And China Has Hands by H. T. Tsiang. A short, but provocative read. The Chinese immigrant to America arrives in NYC thinking he will make his fortune; the biracial black-Asian Southern woman comes to NYC to escape her fate as a “Negress” in a segregated society. The two meet but but can’t seem to see each other beyond their own expectations of each other (she fetishizes and Orientalizes him; he fetishizes women and their body parts–his favorite body parts being women’s ‘tennis balls with Lee Chee nuts’) until they are both destroyed by the cruel, capitalist, machine-driven world they inhabit.
Mythologies by Roland Barthes. I’ve read a number of these essays before, but I’ve never read the whole collection. It’s great! Barthes is always counterintuitive–whether he’s describing Einstein’s brain, an abbé’s haircut, or Elle magazine recipes (he loves Elle), he always makes me think.
Great House by Nicole Krauss. The Great, Illuminated Loud House of Love Vegans with a Tree of Codes outside of it is incredibly good and extremely entertaining. The form, involving readers in a series of tangentially-related, mostly trauma-filled stories–with the tangent being an object–is not unfamiliar. Think The Red Violin or (sorry, NK) People of the Book. Krauss’s use of it is just better. Engaging, interesting, and wide-ranging. Krauss makes up half of my favorite Brooklyn Books of Wonder couple.

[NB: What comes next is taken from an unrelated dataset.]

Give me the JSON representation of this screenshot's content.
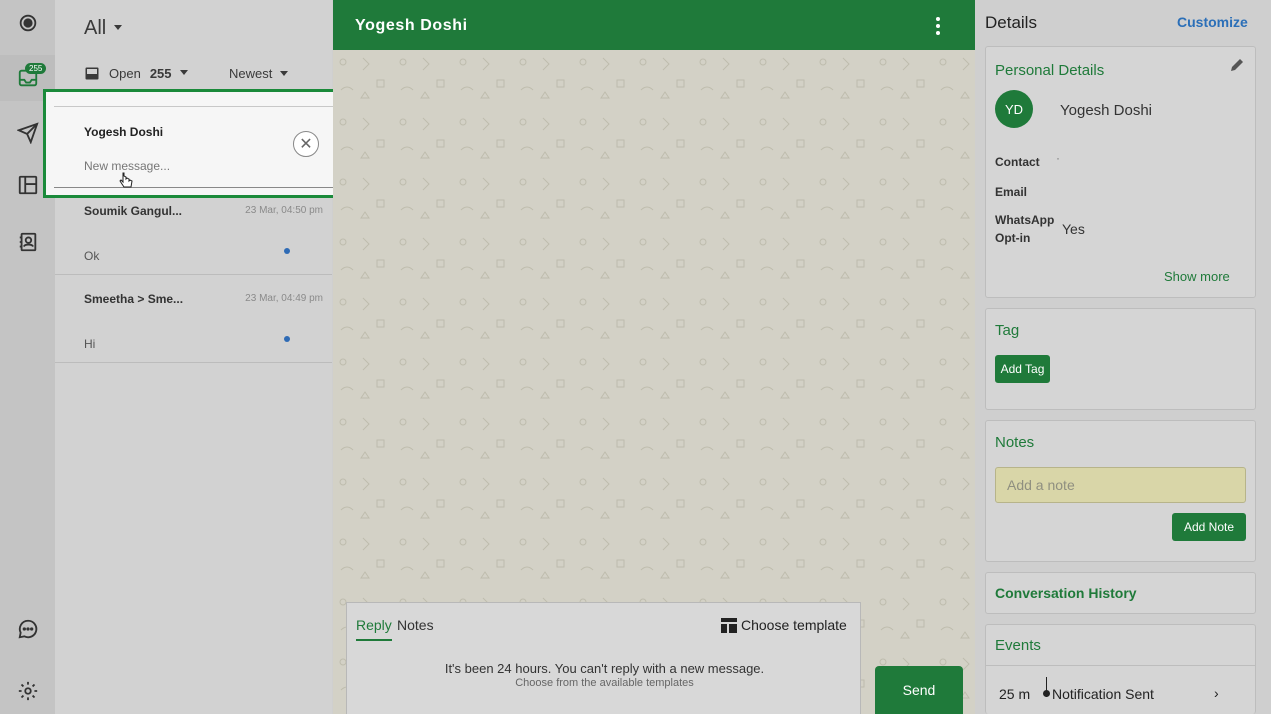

A Gate at the Stairs by Lorrie Moore. I liked it, but it took a while for me to feel that way. I just couldn’t figure out where the story was headed, what was up with all the Jane Eyre references, and why there was this wholly gratuitous Judaism thrown in (still haven’t figured that part out). It’s not particularly believable (“Let’s have some bubbly! I was going to tell you the whole backstory of my life, like when I killed someone in Vermont and got rid of the evidence with a Mr. Clean Magic Eraser. Oops, there’s the doorbell. Go off for a couple of chapters of filler about a brush with a potential terrorist, and then I’ll get back to my drama . . .”). Then again, I’m not sure believability is what Moore’s after. It’s definitely funny, and its strongest moments are when the white parents sit around discussing how to deal with their problems with their black or biracial children.
What the Dog Saw by Malcolm Gladwell. Gladwell is a fantastic storyteller. The introduction should be read by anyone who wants to write (or teach writing). It’s about ideas and where they come from (everywhere). He marvels at his own movement from metaphor to idea describing the brandishing of a vegetable chopper: “He held it in the air as if he were holding up a Tiffany vase.” He repeats his own line and then produces a moral from it: “That’s where you find stories, in someone’s kitchen on the Jersey Shore.” (I really think someone should invite me to their kitchen on the Jersey Shore this summer. I can come up with lots of ideas).